Stored data
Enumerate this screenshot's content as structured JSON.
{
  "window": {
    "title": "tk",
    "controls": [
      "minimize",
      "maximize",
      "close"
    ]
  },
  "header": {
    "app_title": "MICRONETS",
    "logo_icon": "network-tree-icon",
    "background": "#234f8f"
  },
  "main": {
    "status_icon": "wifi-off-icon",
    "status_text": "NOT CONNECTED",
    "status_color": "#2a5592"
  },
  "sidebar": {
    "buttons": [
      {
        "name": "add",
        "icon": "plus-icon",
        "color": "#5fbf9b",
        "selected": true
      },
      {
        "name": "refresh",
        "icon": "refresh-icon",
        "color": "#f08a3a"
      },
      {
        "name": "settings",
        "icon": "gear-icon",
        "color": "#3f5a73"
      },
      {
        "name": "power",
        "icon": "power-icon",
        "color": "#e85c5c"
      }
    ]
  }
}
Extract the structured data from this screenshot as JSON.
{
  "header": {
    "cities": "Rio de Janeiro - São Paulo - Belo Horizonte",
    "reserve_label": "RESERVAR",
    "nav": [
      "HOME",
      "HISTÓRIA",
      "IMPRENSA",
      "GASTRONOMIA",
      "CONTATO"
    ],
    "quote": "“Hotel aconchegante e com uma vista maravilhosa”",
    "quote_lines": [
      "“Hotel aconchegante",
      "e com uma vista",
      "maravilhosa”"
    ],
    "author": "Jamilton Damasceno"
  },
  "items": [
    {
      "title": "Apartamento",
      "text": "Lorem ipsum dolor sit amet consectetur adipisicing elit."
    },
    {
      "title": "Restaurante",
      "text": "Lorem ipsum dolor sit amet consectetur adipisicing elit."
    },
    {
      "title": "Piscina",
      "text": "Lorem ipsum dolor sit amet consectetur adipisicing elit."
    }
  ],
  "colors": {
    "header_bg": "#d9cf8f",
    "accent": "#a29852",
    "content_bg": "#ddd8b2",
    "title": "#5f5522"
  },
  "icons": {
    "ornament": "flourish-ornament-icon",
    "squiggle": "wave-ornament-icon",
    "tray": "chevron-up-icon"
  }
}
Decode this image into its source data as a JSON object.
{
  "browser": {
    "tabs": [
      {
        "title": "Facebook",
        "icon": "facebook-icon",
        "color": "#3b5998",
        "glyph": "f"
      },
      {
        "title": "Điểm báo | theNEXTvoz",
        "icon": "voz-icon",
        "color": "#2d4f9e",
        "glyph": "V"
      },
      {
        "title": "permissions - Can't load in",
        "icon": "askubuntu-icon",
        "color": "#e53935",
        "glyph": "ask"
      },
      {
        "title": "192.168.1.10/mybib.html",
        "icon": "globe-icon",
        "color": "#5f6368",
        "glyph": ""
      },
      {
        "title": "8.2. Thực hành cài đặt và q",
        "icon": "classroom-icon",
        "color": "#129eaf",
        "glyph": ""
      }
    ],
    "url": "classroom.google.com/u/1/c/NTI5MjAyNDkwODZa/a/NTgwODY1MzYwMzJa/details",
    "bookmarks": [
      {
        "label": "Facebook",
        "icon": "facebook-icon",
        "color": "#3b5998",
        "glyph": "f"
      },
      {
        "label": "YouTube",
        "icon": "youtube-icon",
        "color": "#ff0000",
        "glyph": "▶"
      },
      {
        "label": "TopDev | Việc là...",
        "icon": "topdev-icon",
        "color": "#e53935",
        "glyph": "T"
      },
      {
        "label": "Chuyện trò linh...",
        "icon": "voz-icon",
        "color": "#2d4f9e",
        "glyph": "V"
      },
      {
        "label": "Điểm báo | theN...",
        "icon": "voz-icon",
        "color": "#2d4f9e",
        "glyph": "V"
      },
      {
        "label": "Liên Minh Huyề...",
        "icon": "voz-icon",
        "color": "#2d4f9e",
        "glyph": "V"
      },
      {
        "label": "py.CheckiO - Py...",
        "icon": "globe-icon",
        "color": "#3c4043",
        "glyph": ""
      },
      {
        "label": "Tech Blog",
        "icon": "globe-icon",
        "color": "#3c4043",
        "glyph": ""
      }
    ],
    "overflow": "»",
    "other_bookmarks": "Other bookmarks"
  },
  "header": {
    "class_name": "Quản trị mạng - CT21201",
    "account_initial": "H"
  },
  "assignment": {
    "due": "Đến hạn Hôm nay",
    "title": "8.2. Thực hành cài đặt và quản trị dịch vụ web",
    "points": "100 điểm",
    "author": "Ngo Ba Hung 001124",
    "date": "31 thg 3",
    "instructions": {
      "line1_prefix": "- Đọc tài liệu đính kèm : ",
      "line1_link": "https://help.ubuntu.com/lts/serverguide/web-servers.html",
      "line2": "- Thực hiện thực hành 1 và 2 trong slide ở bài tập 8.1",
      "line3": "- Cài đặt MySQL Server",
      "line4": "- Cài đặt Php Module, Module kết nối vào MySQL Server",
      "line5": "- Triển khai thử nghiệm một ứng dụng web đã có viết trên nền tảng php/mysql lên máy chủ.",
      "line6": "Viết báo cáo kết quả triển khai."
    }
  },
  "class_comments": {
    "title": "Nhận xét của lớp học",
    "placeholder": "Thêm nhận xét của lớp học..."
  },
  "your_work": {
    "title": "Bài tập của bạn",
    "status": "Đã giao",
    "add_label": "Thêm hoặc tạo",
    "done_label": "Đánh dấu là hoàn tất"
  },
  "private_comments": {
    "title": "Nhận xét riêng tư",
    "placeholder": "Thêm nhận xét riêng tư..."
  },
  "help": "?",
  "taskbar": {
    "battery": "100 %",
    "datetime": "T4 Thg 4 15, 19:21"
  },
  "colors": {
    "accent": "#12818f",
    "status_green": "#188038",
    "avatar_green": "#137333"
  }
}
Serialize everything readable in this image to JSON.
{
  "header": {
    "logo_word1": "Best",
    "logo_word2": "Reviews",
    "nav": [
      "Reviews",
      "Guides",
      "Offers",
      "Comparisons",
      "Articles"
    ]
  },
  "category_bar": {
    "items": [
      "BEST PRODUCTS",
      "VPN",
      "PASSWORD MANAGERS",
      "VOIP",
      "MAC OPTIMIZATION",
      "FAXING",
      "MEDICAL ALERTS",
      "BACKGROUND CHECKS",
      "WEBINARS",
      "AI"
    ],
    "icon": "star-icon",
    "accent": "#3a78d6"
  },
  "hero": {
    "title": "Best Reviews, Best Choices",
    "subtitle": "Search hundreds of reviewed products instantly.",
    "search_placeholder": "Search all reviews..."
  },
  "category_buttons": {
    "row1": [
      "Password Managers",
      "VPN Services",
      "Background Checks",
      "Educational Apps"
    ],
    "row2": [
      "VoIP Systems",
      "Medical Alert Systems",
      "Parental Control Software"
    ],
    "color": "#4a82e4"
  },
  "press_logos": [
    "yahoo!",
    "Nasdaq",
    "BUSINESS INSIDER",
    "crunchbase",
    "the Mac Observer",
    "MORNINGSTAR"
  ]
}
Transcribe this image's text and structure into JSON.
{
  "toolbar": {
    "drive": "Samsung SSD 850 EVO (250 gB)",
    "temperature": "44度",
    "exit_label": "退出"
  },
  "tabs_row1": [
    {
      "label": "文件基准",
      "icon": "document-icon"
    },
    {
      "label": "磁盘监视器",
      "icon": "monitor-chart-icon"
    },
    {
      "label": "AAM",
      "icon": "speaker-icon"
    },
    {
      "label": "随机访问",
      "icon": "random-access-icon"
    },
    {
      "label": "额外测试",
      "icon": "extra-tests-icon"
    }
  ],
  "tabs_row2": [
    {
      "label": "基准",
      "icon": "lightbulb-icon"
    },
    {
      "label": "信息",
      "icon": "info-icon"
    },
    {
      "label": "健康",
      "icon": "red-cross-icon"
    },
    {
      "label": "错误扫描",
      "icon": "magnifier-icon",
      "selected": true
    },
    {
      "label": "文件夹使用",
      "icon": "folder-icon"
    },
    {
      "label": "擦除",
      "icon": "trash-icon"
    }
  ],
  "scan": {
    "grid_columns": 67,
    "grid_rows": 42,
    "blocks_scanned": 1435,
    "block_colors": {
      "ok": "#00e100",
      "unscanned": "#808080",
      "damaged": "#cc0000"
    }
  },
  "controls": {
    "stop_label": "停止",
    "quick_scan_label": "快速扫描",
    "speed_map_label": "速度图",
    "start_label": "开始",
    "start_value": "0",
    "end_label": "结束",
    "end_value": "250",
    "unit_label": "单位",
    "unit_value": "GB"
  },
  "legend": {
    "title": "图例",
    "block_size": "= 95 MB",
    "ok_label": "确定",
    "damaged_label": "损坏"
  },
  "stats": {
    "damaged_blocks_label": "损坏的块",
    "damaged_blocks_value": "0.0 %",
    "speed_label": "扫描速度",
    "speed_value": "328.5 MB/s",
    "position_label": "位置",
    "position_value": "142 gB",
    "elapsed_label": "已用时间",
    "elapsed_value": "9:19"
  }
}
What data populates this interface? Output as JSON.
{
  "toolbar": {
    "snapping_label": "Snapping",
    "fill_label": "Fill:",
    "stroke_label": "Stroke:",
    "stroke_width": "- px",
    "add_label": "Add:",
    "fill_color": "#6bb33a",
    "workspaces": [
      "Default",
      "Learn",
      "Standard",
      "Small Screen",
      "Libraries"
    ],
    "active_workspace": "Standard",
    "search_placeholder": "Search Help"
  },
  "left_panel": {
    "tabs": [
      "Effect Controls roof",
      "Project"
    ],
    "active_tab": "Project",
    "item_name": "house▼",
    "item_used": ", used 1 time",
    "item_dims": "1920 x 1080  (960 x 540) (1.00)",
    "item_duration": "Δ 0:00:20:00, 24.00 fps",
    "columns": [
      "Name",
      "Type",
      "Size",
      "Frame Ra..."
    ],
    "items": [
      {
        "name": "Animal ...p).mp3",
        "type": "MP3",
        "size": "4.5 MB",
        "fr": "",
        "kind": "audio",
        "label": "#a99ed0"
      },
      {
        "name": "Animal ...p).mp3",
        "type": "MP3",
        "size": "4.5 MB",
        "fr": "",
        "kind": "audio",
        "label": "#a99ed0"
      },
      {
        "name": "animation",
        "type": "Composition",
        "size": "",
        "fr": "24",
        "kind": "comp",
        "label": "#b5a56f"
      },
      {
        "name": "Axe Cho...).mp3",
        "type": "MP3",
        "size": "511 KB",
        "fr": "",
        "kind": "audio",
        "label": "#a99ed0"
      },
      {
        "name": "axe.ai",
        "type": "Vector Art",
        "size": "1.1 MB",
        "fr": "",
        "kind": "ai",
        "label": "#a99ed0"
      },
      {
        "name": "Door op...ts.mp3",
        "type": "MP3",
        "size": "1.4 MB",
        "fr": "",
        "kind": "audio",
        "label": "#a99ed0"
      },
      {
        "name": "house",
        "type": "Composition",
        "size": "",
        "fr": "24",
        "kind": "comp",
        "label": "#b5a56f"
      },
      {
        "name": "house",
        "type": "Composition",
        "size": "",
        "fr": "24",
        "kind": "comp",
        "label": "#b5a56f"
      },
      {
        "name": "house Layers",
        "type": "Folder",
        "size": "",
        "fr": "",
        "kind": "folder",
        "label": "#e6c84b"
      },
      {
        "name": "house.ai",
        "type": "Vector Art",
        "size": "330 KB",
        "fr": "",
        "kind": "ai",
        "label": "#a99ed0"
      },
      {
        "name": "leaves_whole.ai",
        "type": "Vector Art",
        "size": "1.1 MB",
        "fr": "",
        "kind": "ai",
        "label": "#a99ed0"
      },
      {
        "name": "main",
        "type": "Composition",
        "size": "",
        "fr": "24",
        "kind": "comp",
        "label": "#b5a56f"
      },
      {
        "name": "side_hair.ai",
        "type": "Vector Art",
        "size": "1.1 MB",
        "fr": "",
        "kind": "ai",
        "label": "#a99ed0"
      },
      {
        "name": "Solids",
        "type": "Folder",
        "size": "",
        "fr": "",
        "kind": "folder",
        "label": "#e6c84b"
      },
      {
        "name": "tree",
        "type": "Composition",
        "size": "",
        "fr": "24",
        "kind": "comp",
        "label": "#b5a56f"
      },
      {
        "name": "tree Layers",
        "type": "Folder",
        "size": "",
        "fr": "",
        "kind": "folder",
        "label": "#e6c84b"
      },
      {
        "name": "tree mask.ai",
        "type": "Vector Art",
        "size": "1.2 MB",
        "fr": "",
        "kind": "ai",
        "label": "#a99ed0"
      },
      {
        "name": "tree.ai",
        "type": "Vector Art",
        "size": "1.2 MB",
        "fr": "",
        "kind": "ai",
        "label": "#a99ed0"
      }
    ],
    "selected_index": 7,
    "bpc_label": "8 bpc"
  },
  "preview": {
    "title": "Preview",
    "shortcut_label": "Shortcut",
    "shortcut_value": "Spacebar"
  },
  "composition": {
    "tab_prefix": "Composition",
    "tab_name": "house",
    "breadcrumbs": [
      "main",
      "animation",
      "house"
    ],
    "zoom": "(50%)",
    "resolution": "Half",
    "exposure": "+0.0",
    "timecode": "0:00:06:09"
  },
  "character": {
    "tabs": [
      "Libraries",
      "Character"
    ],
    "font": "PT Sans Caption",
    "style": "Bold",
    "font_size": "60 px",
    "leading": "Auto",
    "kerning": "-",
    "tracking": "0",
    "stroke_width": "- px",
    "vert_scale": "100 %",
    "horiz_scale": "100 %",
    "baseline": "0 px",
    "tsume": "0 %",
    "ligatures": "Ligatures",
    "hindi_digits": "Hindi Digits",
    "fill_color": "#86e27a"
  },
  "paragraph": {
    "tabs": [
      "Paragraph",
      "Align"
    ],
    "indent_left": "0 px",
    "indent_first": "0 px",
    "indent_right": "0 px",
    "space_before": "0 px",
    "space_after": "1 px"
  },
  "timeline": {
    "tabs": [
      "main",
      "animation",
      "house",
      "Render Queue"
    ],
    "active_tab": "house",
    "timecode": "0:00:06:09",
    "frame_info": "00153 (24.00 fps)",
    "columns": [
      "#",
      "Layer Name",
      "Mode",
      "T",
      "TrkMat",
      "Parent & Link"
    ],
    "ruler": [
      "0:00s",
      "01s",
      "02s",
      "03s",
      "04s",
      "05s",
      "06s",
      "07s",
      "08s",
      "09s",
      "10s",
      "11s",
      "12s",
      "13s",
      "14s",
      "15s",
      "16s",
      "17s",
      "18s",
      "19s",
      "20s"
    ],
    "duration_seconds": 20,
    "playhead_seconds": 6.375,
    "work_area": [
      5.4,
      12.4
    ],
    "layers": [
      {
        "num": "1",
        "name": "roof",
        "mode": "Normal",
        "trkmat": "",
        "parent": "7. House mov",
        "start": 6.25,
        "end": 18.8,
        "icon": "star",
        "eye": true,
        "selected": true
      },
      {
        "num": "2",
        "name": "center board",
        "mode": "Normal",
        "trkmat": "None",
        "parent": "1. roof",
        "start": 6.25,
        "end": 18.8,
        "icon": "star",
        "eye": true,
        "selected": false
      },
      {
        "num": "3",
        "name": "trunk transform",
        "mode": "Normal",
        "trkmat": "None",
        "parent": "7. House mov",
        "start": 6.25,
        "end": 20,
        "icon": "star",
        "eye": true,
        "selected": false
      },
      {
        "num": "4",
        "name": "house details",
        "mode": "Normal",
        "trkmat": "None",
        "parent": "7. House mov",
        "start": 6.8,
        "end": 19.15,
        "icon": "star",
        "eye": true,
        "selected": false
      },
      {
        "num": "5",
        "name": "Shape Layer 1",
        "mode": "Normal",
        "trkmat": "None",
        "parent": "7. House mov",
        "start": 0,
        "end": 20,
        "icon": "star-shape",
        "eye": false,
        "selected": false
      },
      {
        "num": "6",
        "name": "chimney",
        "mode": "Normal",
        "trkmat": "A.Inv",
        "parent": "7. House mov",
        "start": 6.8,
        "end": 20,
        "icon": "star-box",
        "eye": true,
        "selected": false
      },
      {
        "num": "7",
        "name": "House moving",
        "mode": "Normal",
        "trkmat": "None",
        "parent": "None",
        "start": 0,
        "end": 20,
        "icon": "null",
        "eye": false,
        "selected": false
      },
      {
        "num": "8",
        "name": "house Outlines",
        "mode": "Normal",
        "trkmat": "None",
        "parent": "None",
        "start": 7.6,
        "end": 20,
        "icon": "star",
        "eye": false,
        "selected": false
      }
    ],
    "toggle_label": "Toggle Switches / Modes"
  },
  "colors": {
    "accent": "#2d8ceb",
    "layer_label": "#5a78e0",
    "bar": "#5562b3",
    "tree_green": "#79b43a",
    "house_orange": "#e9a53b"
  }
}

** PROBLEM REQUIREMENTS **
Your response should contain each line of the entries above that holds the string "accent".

** OUTPUT OF THE EXERCISE **
    "accent": "#a29852",
    "accent": "#12818f",
    "accent": "#3a78d6"
    "accent": "#2d8ceb",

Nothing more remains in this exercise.